Parallel universes are common tropes in old-tyme sci-fi, and a common fear for high guys and gals. What if there was another world where a person similar to me is perceivably having the same life, but they have no idea that their experiences are dramatically different. Well, fears confirmed, everyone: David Mitchell, speculative fiction writer to the stars, might’ve accidentally created one inside his own book.
Academic research from Birkbeck, University of London found that U.S. and U.K. editions of Mitchell’s brick-thick book Cloud Atlas were “astonishingly different”, as the paper put it.
Well…close enough. Courtesy of The IT Crowd / Channel 4.
Comprehensively figuring out which way is up in any edition of Cloud Atlas is aleady good enough use of a college degree: the book follows six characters’ travails, each chapter criss-crossing through centuries, location, and genre. It’s a riveting and ambitious novel, one that provokes close, absorbing reading from fans. Which is why these changes are so remarkable. One example from the article points to this text from the U.K. edition:
“Historians still unborn will appreciate your cooperation in the future, Sonmi ~451. We archivists thank you in the present. […] Once we’re finished, the orison will be archived at the Ministry of Testaments. […] Your version of the truth is what matters.”
…and compares it to the U.S. edition:
“On behalf of my ministry, thank you for agreeing to this final interview. Please remember, this isn’t an interrogation, or a trial. Your version of the truth is the only one that matters.”
The professor behind the paper, Martin Paul Eve, remarked that aside from copy-edits and small incidental changes, there were significant delineations from one edition to the next that raises some thorny questions.

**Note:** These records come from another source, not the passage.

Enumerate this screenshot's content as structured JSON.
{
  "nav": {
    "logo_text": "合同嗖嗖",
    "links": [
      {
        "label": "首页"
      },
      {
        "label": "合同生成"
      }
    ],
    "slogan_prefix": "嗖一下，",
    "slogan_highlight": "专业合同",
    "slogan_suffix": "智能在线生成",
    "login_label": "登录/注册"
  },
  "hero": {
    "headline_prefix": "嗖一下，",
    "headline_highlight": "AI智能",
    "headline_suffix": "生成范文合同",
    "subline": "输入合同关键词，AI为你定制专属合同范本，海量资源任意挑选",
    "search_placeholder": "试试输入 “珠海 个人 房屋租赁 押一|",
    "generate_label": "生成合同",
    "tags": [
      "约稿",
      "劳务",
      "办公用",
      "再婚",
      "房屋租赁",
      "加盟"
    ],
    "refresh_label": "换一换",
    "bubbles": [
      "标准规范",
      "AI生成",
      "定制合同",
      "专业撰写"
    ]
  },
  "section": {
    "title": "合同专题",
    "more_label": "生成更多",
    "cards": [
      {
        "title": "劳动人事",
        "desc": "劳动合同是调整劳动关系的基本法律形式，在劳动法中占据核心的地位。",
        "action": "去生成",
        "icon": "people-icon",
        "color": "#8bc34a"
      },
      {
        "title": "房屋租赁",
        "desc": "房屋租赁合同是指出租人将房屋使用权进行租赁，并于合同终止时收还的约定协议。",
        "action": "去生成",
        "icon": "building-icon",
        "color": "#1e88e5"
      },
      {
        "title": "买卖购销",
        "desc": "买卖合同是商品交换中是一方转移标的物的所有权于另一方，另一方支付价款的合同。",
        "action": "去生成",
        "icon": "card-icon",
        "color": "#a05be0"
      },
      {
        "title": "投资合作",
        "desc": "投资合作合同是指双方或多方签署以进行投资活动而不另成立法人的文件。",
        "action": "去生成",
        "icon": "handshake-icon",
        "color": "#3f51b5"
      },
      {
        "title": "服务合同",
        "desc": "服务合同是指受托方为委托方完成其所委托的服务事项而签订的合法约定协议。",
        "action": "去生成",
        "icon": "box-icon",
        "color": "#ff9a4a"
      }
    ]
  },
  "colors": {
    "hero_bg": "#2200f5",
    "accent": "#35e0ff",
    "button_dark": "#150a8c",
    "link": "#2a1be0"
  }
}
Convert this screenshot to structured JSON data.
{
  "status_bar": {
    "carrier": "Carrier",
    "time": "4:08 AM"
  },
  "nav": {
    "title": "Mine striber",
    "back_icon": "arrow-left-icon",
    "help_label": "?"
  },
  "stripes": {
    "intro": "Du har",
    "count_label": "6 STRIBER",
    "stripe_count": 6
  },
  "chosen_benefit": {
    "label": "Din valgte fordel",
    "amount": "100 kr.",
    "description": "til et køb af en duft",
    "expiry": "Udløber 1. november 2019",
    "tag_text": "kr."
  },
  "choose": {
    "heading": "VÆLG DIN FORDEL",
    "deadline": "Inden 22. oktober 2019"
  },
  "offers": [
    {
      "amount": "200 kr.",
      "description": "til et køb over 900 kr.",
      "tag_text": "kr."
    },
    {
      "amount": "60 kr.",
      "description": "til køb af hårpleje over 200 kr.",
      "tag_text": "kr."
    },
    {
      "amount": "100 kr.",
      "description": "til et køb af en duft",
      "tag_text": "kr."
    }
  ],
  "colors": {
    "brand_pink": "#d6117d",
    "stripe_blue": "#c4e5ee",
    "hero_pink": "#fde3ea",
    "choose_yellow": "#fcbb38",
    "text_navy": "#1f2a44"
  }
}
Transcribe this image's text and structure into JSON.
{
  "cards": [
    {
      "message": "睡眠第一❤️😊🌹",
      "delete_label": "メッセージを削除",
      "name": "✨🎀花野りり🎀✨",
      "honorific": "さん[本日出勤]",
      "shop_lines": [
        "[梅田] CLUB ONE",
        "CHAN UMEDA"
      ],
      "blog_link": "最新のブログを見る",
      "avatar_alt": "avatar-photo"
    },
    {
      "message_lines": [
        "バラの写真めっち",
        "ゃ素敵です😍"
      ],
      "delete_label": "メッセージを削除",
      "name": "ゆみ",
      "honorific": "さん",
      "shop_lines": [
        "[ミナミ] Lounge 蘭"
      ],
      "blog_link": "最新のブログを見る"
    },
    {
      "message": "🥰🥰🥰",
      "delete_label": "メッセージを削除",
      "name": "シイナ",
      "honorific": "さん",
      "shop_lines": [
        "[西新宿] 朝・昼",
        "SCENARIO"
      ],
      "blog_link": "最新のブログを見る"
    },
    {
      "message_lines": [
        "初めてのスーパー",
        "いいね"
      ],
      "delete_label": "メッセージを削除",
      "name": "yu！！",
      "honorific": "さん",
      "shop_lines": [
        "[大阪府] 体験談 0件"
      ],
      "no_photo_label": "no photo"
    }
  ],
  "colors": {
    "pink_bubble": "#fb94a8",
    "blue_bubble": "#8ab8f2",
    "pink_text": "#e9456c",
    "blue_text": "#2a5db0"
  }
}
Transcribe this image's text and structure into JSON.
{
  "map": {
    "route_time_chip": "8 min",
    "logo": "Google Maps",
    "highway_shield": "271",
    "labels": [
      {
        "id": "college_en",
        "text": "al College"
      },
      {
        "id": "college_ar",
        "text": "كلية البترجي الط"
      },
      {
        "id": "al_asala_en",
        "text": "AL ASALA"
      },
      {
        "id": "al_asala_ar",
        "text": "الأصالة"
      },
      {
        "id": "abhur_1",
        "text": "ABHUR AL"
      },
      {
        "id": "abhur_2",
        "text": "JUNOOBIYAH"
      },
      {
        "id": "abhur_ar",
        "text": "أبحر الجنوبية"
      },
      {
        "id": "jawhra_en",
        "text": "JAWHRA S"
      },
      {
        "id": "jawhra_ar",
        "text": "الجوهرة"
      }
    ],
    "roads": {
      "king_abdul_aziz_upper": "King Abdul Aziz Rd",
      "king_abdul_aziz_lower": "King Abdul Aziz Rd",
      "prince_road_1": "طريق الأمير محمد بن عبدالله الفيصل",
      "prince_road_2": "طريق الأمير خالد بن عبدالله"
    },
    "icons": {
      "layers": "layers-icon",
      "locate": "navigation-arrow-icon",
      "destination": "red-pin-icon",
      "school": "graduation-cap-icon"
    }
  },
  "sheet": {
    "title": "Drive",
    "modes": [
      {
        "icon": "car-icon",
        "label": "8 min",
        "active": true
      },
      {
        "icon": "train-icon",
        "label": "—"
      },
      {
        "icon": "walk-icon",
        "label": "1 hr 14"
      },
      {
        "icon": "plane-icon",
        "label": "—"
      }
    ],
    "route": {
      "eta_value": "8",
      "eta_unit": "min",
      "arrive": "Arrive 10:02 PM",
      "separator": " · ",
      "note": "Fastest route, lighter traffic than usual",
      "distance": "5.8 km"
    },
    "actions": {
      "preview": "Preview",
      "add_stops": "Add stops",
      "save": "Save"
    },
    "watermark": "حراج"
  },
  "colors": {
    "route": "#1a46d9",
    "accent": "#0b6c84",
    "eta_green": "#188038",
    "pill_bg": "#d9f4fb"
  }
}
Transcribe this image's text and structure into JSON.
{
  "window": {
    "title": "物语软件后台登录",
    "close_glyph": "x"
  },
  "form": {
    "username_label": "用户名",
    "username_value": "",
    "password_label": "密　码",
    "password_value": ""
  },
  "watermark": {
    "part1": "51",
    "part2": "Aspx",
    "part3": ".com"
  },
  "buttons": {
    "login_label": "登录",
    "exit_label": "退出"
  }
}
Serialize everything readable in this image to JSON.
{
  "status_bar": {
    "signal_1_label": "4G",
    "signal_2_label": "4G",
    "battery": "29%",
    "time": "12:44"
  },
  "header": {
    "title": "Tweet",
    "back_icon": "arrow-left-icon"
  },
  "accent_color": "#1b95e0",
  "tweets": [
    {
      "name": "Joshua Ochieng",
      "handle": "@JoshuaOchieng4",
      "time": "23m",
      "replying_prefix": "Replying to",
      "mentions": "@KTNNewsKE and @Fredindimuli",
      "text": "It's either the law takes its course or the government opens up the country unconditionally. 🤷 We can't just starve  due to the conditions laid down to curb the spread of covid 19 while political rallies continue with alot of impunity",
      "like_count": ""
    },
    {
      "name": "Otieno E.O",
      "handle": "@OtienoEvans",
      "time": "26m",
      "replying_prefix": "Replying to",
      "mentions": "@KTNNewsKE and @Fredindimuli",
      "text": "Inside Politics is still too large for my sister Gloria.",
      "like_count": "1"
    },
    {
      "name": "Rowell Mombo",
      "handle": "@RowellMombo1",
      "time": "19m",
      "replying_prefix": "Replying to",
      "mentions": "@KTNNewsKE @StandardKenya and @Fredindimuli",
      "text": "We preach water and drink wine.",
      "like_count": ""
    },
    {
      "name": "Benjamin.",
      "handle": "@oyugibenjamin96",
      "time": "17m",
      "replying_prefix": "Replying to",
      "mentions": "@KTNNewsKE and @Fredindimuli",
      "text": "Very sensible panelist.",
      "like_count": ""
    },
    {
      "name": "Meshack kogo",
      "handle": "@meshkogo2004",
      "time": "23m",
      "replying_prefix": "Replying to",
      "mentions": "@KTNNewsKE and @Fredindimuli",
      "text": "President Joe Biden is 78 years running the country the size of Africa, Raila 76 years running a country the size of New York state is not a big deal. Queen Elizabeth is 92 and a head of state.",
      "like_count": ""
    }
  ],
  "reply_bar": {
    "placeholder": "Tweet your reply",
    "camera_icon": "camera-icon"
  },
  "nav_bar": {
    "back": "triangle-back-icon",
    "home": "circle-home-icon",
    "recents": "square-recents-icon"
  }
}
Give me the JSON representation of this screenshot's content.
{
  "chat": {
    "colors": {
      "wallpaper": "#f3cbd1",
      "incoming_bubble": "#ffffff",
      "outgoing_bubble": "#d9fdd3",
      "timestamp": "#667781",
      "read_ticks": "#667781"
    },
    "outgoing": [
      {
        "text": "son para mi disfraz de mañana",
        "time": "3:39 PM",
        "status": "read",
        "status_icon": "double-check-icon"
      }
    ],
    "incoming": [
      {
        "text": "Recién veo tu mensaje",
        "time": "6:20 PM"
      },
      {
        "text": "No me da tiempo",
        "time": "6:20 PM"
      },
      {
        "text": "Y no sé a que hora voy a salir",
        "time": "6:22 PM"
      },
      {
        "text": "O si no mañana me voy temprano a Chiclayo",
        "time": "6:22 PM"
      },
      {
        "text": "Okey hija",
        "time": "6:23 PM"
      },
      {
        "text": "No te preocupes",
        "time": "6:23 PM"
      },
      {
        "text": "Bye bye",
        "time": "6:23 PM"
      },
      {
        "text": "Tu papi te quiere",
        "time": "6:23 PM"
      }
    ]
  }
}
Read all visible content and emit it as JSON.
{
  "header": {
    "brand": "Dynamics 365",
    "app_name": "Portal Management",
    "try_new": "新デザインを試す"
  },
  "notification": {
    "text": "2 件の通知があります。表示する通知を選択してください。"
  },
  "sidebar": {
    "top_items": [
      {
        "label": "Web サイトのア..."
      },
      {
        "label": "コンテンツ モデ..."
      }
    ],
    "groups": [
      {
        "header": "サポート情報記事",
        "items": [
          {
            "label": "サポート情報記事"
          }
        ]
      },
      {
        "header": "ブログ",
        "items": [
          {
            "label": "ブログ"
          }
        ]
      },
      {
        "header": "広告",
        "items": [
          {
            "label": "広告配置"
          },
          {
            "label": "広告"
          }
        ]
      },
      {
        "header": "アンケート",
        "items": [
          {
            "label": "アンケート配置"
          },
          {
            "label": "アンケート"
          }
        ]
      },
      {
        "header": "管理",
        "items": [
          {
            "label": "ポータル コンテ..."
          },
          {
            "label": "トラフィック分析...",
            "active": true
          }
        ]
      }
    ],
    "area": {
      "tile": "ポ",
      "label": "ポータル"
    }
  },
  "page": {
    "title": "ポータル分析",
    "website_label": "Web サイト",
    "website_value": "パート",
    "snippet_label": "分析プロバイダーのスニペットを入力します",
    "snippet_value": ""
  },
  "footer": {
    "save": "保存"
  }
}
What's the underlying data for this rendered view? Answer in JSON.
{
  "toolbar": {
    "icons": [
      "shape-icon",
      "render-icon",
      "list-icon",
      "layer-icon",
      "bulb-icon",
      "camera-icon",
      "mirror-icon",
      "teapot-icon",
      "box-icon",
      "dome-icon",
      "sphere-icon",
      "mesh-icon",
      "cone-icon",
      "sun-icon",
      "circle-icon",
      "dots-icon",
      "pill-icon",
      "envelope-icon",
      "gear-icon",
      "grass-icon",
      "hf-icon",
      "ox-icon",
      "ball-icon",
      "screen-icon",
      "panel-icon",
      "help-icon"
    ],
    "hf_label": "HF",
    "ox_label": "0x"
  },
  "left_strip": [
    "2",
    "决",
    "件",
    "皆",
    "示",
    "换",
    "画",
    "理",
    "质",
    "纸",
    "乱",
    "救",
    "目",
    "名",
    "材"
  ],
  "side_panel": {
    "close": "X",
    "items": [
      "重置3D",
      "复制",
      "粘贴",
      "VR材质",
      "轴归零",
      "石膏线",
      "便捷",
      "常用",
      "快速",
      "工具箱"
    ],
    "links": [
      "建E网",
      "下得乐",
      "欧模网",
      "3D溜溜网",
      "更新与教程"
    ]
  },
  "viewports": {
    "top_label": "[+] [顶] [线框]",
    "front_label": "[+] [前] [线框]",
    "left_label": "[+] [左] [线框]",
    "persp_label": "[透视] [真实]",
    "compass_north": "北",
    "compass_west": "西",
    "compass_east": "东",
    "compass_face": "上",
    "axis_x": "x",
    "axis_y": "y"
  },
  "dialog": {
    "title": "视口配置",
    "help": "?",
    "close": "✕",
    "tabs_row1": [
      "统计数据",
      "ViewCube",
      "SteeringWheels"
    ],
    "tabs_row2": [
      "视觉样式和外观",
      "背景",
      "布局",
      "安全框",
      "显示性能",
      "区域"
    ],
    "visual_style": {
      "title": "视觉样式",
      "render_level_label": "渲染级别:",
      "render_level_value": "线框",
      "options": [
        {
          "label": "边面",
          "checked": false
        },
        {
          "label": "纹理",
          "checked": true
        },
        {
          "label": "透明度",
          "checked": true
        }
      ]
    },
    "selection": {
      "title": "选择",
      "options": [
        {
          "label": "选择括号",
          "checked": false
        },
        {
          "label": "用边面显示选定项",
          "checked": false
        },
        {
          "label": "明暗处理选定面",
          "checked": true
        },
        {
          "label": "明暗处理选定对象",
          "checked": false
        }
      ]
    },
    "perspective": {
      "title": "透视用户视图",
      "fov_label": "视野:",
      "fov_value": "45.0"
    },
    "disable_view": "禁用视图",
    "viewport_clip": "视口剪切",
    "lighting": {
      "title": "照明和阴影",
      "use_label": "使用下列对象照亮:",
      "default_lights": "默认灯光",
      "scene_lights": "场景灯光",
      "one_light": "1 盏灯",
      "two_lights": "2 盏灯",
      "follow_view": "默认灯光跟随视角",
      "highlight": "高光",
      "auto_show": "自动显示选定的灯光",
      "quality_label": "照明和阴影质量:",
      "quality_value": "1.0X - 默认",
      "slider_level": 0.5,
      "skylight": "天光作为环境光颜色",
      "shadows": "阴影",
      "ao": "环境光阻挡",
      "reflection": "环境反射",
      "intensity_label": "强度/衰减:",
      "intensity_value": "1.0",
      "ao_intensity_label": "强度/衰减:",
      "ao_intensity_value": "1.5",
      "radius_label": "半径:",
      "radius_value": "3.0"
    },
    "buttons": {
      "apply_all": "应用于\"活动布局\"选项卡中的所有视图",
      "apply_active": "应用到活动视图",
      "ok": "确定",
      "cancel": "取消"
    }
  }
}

As he told The Guardian:
“This is not a phenomenon unique to Cloud Atlas, [But] given that this text is widely taught, studied, and read by many groups, there are some important questions to ask around how we are discussing novels and the specificity of the language within them … [It also] shows the dangers of prize panels reading from different editions and the importance of standardisation here. Cloud Atlas won many awards … But were all the members of the judging panels reading the same text? It’s an intriguing question that I haven’t yet probed.”
Mitchell, for his part, is aware of the differences and responded in kind to Eve in an interview. Quelling any conspiracy theories, Mitchell said that edits were made to the UK edition that weren’t passed on to the US because the editor in charge of Cloud Atlas there had left Random House. Mitchell understands the questions the discrepancies raise, even if he doesn’t remember where they are, but posits that readers could be posing a different question:
“I’d ask readers to view the difference between the Cloud Atlases less like a director’s cut versus the original release and more like two very slightly different versions of the same song, recorded with the same musicians, in the same room, at the same session, with differences of only a few notes and a few words, which you can only spot if you concentrate intently. In this context, I don’t think what matters is ‘which is definitive?’ but ‘which works?’
That is the question we pass on to you: What’s your take? Have you had this experience with any other books? Let us know in the comments!
Featured image courtesy of Jay L. Clendenin / Los Angeles Times.